Mohammad Shubo is definitely motionless when he is wheeled to the clinic. He had started experiencing diarrhoea and vomiting that morning; simply by evening, he had no pulse.
In an effort to rehydrate him quickly, the nurses provide Shubo an IV of saline solution. His reanimation seems nearly uncanny within half an hour he is able to sit down up and speak. He usually spends the next two days at the hospital in order to rehydrate and convalesce before time for his cramped quarters. If Shubo had arrived at the clinic simply 10 minutes later he would have passed away, a nurse says.
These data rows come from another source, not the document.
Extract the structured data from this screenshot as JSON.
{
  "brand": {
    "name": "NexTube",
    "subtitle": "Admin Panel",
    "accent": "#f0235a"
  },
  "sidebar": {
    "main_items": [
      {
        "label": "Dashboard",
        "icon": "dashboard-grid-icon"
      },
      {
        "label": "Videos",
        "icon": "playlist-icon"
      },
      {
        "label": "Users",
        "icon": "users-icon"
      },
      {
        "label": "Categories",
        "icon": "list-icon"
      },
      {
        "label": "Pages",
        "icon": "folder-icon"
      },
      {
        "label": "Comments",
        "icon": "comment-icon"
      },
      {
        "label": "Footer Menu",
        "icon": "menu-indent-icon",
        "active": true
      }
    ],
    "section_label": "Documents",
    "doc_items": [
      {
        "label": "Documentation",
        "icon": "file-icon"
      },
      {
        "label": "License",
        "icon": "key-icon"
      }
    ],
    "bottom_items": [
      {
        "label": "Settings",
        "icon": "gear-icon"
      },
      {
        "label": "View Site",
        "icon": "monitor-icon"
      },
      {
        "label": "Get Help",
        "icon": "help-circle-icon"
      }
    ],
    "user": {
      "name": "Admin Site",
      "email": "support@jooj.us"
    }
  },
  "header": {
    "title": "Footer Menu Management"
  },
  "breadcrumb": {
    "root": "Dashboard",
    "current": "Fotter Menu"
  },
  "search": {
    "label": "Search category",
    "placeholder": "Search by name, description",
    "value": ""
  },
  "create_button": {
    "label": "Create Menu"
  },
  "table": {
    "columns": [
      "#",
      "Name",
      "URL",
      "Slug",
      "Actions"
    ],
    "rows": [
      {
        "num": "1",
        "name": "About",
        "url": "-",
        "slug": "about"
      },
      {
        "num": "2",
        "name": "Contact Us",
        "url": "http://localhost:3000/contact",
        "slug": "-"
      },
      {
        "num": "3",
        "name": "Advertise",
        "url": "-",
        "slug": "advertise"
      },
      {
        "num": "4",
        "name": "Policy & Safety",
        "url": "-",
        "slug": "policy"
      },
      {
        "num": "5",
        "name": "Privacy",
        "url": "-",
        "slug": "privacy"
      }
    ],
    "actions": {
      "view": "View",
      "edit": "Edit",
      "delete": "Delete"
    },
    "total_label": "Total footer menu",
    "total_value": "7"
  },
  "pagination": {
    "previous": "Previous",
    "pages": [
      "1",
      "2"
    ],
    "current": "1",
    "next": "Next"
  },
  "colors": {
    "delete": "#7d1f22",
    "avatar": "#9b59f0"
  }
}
For those who have already been fortunate enough not to see the effects of cholera first hand, David Sack, a teacher of international health at the Johns Hopkins University Bloomberg School associated with Public Health, says Shubos situation, which appears on a 2011 Ing Jazeera documentary , gives a good sense of the disease. A large number of patients develop the same symptoms since Shubo did, though not all are usually as lucky. Sack recalls an instance from Uganda in which a woman has been hospitalised with symptoms of cholera, however the hospital staff didnt diagnose the girl properly, even though there was a cholera treatment facility on the hospital grounds. The girl was not closely monitored and passed away of dehydration overnight. Cases such as this should never happen, Sack says. Yet clearly they do.